The Court decided that, as Argos had also signed up to the Google AdSense program, it had under its terms consented to Argos Systems' use of the sign in its domain name, together with the advertisements. On the question of targeting, the Court concluded that UK users would not regard the adverts as directed at them because they appeared on a page which they would not regard as directed to them.
Merck v Merck: Global website targeted UK consumers
The Court of Appeal also considered the question of targeting in Merck KgaA (Merck Global) v Merck Sharp & Dohme (Merck US) in a dispute concerning a claim for breach of contract and trade mark infringement relating to online use by Merck US of the word MERCK. The Court decided that the use either as a trade mark or company name was in breach of a 1970 Agreement between the two parties, which provided that Merck US should not use MERCK outside of the US.
On the issue of targeting consumers in the UK, the Court noted that Merck US's web presence was an integrated group of websites which were accessible by and directed at users in the UK and other countries.
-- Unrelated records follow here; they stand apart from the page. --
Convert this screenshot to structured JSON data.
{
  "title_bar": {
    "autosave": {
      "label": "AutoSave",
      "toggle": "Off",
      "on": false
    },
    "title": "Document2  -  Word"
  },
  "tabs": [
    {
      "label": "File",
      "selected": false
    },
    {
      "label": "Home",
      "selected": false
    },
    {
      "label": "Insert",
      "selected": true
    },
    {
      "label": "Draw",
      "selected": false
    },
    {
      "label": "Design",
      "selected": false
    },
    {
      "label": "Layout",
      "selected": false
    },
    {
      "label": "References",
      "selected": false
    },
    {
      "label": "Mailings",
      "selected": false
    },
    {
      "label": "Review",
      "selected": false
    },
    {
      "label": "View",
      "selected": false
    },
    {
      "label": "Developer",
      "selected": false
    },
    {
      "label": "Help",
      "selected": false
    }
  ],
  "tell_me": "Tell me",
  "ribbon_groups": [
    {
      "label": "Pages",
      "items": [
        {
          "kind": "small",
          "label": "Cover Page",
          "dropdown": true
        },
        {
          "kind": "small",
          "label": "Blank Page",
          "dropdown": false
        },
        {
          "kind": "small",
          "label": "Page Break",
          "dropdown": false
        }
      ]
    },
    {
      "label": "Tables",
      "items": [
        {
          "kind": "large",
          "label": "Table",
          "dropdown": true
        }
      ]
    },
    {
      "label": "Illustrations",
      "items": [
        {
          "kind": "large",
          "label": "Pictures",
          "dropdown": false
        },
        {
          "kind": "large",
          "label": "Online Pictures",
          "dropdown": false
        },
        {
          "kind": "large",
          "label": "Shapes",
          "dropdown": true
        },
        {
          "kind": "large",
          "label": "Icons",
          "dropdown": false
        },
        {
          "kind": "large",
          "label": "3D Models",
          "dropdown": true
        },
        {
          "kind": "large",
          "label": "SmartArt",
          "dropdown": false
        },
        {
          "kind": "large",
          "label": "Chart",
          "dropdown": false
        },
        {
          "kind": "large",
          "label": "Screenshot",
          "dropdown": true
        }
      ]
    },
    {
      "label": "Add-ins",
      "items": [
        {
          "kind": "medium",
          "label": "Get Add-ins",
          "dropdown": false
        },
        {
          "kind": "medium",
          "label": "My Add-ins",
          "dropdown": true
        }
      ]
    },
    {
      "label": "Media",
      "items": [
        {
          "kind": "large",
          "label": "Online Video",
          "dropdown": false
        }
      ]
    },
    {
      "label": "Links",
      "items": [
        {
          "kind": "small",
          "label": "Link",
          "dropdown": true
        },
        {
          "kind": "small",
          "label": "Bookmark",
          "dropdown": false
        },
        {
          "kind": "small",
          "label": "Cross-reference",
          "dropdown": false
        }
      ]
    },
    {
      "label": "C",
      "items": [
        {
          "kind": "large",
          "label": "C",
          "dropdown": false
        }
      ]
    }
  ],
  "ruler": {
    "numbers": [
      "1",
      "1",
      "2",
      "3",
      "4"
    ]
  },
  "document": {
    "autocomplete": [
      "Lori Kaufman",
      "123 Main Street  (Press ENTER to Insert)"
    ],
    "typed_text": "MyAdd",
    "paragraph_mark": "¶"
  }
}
The architecture of the sites was also such that users accessing the 'msd-uk' site were directed to the 'merck.com site'. Visitor numbers were also material – the sites were not visited by 'strays', but by non-US residents in search of information and who had been directed or drawn to the merck.com site.